Task prompt: Word for word, the data below must be repeated in full; no picture is to be included.

[Items from a data source]
⟨
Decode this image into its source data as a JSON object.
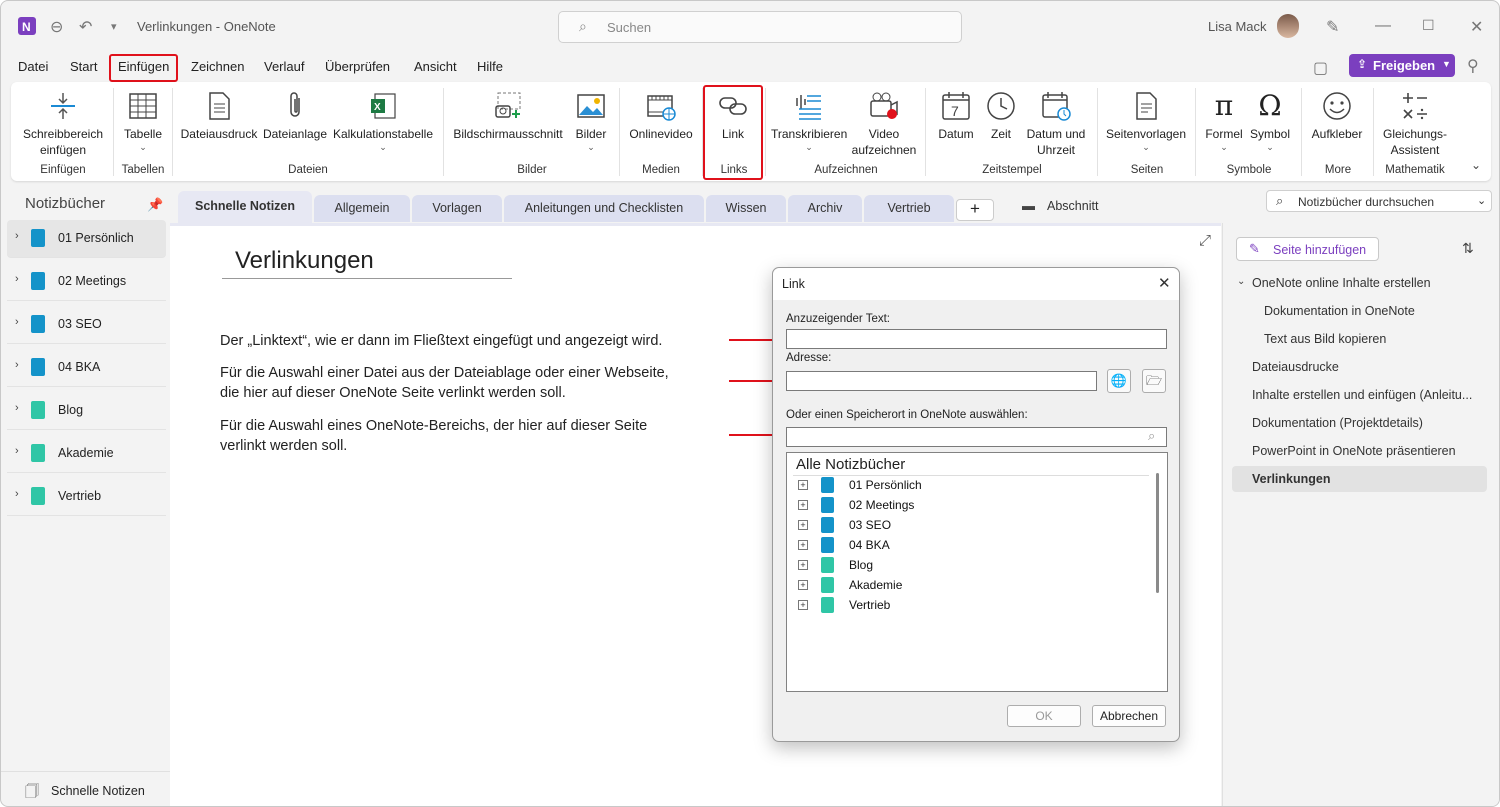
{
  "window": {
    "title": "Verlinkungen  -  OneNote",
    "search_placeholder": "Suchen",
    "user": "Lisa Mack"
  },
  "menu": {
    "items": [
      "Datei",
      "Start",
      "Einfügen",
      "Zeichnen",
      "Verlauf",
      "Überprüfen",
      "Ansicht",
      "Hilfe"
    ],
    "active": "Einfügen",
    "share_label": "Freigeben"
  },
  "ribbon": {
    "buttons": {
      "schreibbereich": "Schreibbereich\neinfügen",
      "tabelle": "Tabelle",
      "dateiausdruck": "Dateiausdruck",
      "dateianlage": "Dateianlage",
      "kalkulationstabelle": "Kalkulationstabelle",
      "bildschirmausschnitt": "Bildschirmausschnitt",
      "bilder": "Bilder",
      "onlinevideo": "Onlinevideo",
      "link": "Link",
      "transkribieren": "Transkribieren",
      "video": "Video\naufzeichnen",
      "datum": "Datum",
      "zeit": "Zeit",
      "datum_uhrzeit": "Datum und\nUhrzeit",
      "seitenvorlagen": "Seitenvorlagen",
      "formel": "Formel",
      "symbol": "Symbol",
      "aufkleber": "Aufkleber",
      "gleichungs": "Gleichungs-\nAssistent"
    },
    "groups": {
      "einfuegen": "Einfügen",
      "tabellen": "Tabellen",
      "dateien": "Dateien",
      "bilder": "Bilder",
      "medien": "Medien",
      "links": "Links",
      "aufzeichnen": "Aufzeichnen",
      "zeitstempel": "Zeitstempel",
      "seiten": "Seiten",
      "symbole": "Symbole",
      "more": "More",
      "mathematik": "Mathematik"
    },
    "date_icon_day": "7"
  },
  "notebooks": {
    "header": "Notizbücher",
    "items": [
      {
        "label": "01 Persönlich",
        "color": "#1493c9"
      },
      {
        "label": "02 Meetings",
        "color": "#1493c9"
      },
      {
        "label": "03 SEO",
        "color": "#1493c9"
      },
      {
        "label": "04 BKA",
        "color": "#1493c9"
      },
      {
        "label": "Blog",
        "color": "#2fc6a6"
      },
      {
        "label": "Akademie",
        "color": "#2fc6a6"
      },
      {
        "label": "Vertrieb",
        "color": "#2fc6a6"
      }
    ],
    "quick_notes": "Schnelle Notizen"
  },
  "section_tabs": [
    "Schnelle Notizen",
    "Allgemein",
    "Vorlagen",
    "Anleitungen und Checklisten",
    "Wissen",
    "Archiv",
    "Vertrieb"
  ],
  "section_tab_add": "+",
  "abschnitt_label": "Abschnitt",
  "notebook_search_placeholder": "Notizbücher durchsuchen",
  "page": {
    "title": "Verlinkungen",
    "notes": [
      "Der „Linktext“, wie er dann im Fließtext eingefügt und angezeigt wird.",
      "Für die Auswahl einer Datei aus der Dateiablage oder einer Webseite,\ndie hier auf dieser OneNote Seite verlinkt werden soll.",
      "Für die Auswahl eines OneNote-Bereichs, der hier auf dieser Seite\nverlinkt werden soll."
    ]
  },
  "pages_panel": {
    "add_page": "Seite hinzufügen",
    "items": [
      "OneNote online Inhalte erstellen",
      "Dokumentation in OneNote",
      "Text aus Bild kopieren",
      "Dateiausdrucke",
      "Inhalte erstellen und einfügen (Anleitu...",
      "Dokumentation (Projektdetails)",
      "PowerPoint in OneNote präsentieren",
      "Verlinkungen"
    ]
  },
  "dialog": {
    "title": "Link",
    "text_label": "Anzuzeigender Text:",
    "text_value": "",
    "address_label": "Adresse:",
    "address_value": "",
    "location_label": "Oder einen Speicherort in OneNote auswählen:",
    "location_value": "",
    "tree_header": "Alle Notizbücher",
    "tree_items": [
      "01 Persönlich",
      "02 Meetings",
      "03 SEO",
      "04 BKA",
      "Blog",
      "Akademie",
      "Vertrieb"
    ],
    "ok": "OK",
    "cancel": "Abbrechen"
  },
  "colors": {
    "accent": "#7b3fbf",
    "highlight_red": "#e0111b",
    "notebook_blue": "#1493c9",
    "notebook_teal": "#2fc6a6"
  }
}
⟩
Answer area:
Decode this image into its source data as a JSON object.
{
  "window": {
    "title": "Verlinkungen  -  OneNote",
    "search_placeholder": "Suchen",
    "user": "Lisa Mack"
  },
  "menu": {
    "items": [
      "Datei",
      "Start",
      "Einfügen",
      "Zeichnen",
      "Verlauf",
      "Überprüfen",
      "Ansicht",
      "Hilfe"
    ],
    "active": "Einfügen",
    "share_label": "Freigeben"
  },
  "ribbon": {
    "buttons": {
      "schreibbereich": "Schreibbereich\neinfügen",
      "tabelle": "Tabelle",
      "dateiausdruck": "Dateiausdruck",
      "dateianlage": "Dateianlage",
      "kalkulationstabelle": "Kalkulationstabelle",
      "bildschirmausschnitt": "Bildschirmausschnitt",
      "bilder": "Bilder",
      "onlinevideo": "Onlinevideo",
      "link": "Link",
      "transkribieren": "Transkribieren",
      "video": "Video\naufzeichnen",
      "datum": "Datum",
      "zeit": "Zeit",
      "datum_uhrzeit": "Datum und\nUhrzeit",
      "seitenvorlagen": "Seitenvorlagen",
      "formel": "Formel",
      "symbol": "Symbol",
      "aufkleber": "Aufkleber",
      "gleichungs": "Gleichungs-\nAssistent"
    },
    "groups": {
      "einfuegen": "Einfügen",
      "tabellen": "Tabellen",
      "dateien": "Dateien",
      "bilder": "Bilder",
      "medien": "Medien",
      "links": "Links",
      "aufzeichnen": "Aufzeichnen",
      "zeitstempel": "Zeitstempel",
      "seiten": "Seiten",
      "symbole": "Symbole",
      "more": "More",
      "mathematik": "Mathematik"
    },
    "date_icon_day": "7"
  },
  "notebooks": {
    "header": "Notizbücher",
    "items": [
      {
        "label": "01 Persönlich",
        "color": "#1493c9"
      },
      {
        "label": "02 Meetings",
        "color": "#1493c9"
      },
      {
        "label": "03 SEO",
        "color": "#1493c9"
      },
      {
        "label": "04 BKA",
        "color": "#1493c9"
      },
      {
        "label": "Blog",
        "color": "#2fc6a6"
      },
      {
        "label": "Akademie",
        "color": "#2fc6a6"
      },
      {
        "label": "Vertrieb",
        "color": "#2fc6a6"
      }
    ],
    "quick_notes": "Schnelle Notizen"
  },
  "section_tabs": [
    "Schnelle Notizen",
    "Allgemein",
    "Vorlagen",
    "Anleitungen und Checklisten",
    "Wissen",
    "Archiv",
    "Vertrieb"
  ],
  "section_tab_add": "+",
  "abschnitt_label": "Abschnitt",
  "notebook_search_placeholder": "Notizbücher durchsuchen",
  "page": {
    "title": "Verlinkungen",
    "notes": [
      "Der „Linktext“, wie er dann im Fließtext eingefügt und angezeigt wird.",
      "Für die Auswahl einer Datei aus der Dateiablage oder einer Webseite,\ndie hier auf dieser OneNote Seite verlinkt werden soll.",
      "Für die Auswahl eines OneNote-Bereichs, der hier auf dieser Seite\nverlinkt werden soll."
    ]
  },
  "pages_panel": {
    "add_page": "Seite hinzufügen",
    "items": [
      "OneNote online Inhalte erstellen",
      "Dokumentation in OneNote",
      "Text aus Bild kopieren",
      "Dateiausdrucke",
      "Inhalte erstellen und einfügen (Anleitu...",
      "Dokumentation (Projektdetails)",
      "PowerPoint in OneNote präsentieren",
      "Verlinkungen"
    ]
  },
  "dialog": {
    "title": "Link",
    "text_label": "Anzuzeigender Text:",
    "text_value": "",
    "address_label": "Adresse:",
    "address_value": "",
    "location_label": "Oder einen Speicherort in OneNote auswählen:",
    "location_value": "",
    "tree_header": "Alle Notizbücher",
    "tree_items": [
      "01 Persönlich",
      "02 Meetings",
      "03 SEO",
      "04 BKA",
      "Blog",
      "Akademie",
      "Vertrieb"
    ],
    "ok": "OK",
    "cancel": "Abbrechen"
  },
  "colors": {
    "accent": "#7b3fbf",
    "highlight_red": "#e0111b",
    "notebook_blue": "#1493c9",
    "notebook_teal": "#2fc6a6"
  }
}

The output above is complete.